The State Department recently sponsored an online conversation on Telegram, a popular social media application in Russia, featuring Victoria Nuland, the undersecretary for political affairs, that drew about 2.3 million engagements, according to a State Department official.

A significant number of the comments directed at Nuland were critical of the United States, the official said, but the sheer volume indicated that Russians were interested in hearing from an American official and could get access to her comments via Telegram, which the government has not blocked.

The Russian government has cracked down on some social media platforms and limited Russians’ ability to use them. But a number are still active and thriving, the official said. YouTube continues operating with millions of viewers, and tens of millions of Russians are using the WhatsApp messaging service, the official said, citing conversations with the app’s owner, Meta.

Reports of “the demise of means of communication with Russia are a bit exaggerated,” the official said. “The fact is we are still able to talk to Russian audiences.” The official noted that it is key to use Russian to maximize engagement.

Social platforms’ bans muffle Russian state media propaganda

The department has also seen evidence that Russians are actively looking for ways to skirt Internet restrictions. Following a push by the government to clamp down on the flow of information about the war after it began, Russians sought out VPNs in large numbers. Demand for VPN services in Russia rose 2,692 percent in March, according to data from Top10VPN. Russia’s ban on Facebook and Twitter helped drive demand for the services, the company reported.

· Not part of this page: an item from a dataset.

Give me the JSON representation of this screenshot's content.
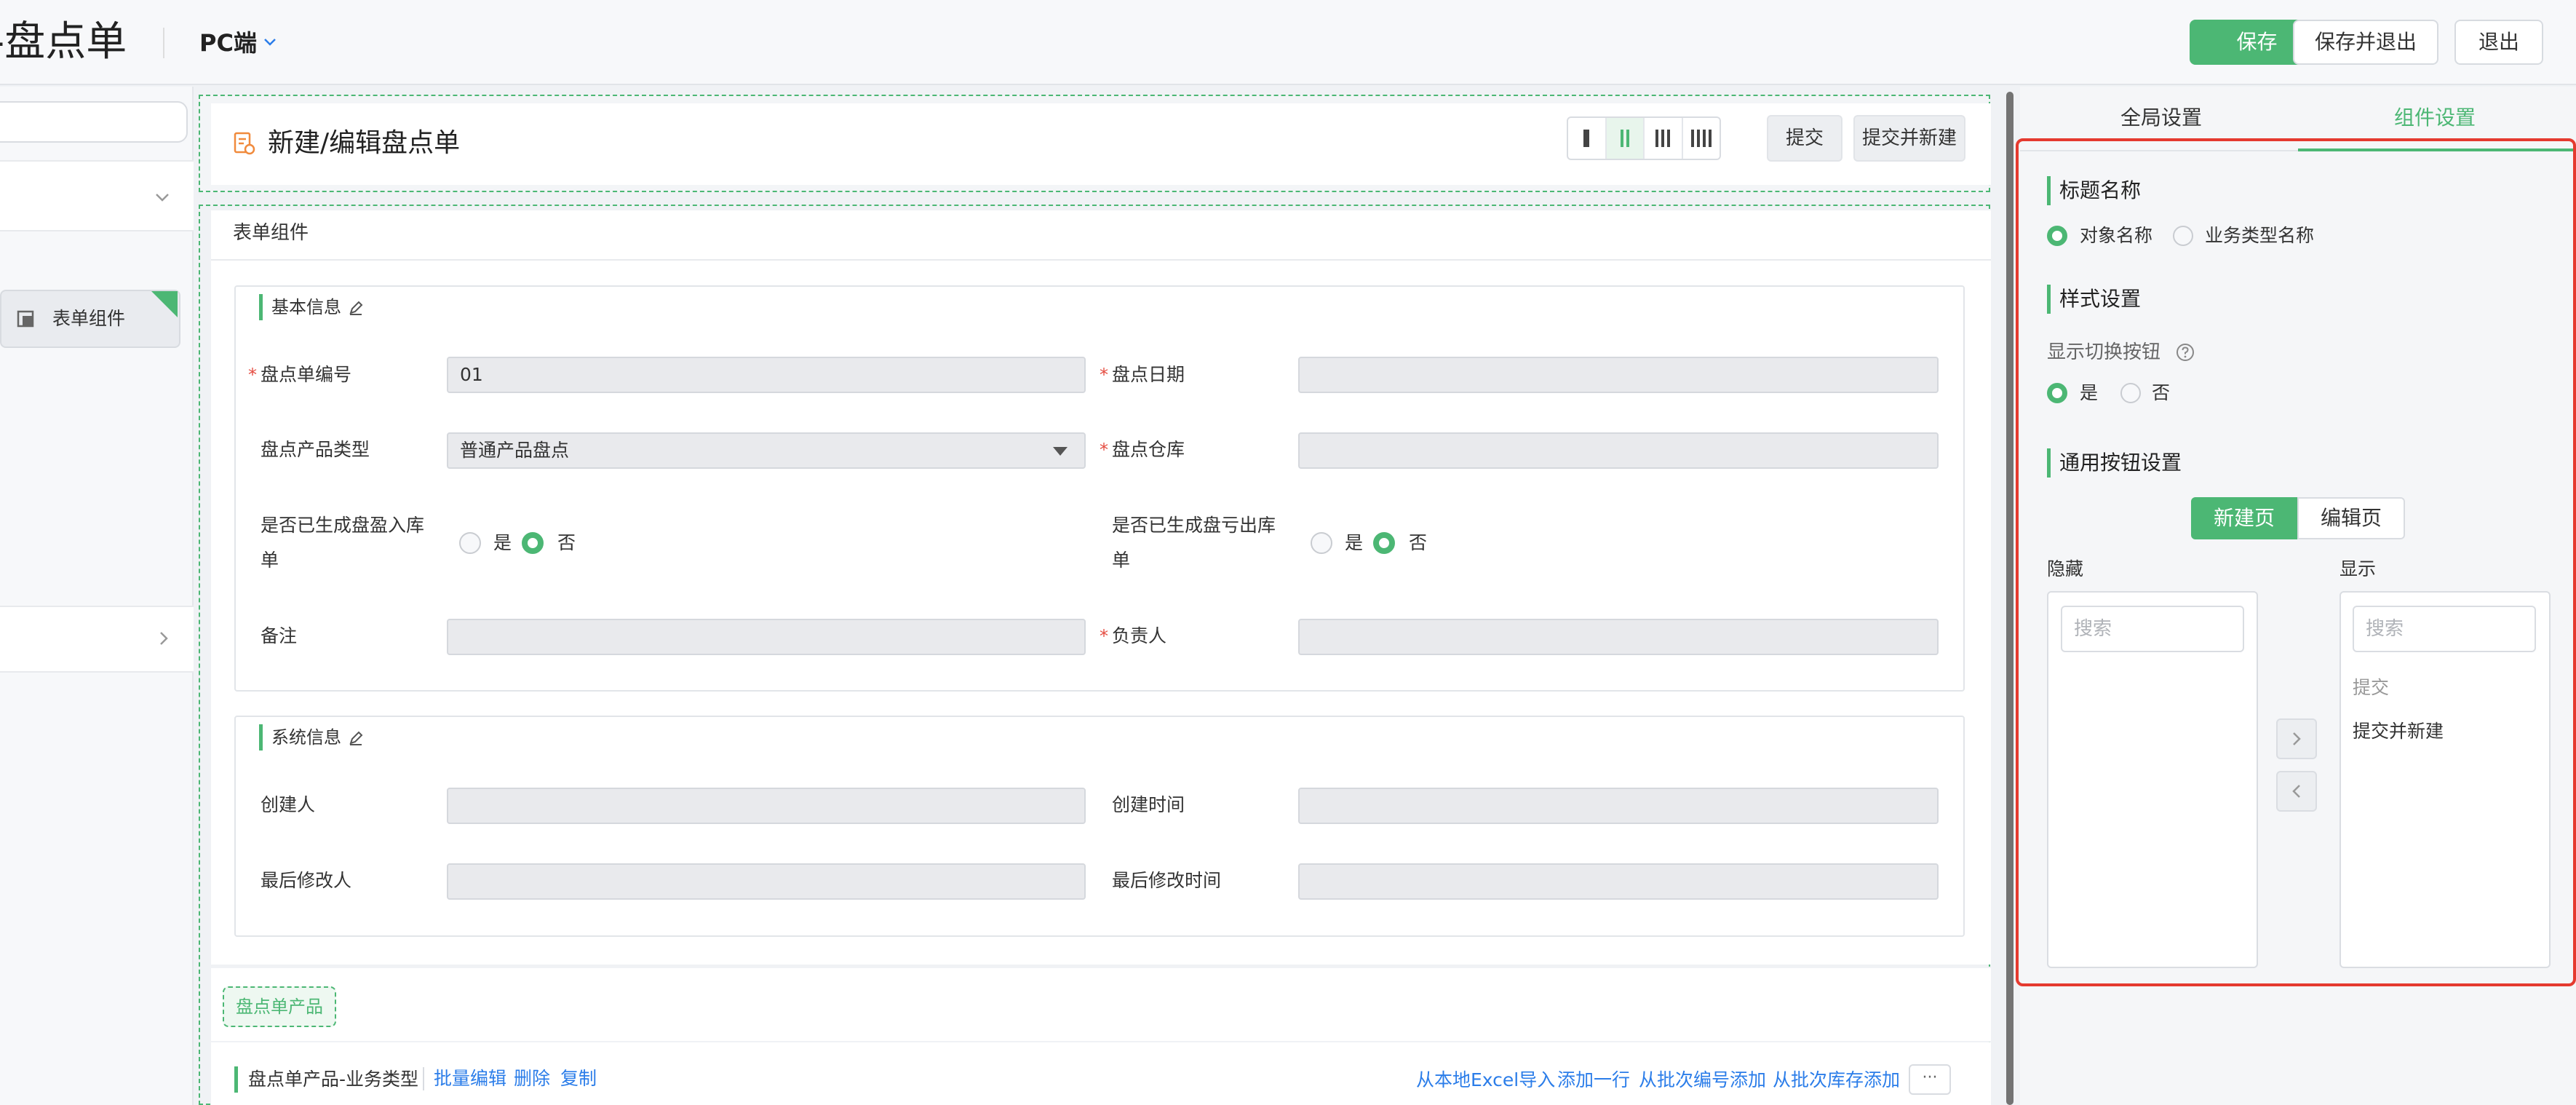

The State Department official said that the Russian government appears to have let some popular social media companies continue operating, for a few reasons. First, the government’s ability to cut off access is limited compared with other authoritarian regimes such as China. But the Kremlin may also want to placate Russians who are chafing under other online restrictions and speech controls, such as a prohibition on using the word “war” to describe Russia’s attack on Ukraine.

“I think [Russian officials] know if they take away a widely popular platform there will be complaints about that,” the State Department official said. He added that the authorities in Moscow could still move to block WhatsApp and YouTube if the content Russians encounter runs afoul of the official line.

“There are so many users in Russia still dependent on those platforms, I think the government was hesitant to pull those away and create more discontent within the country,” the official said.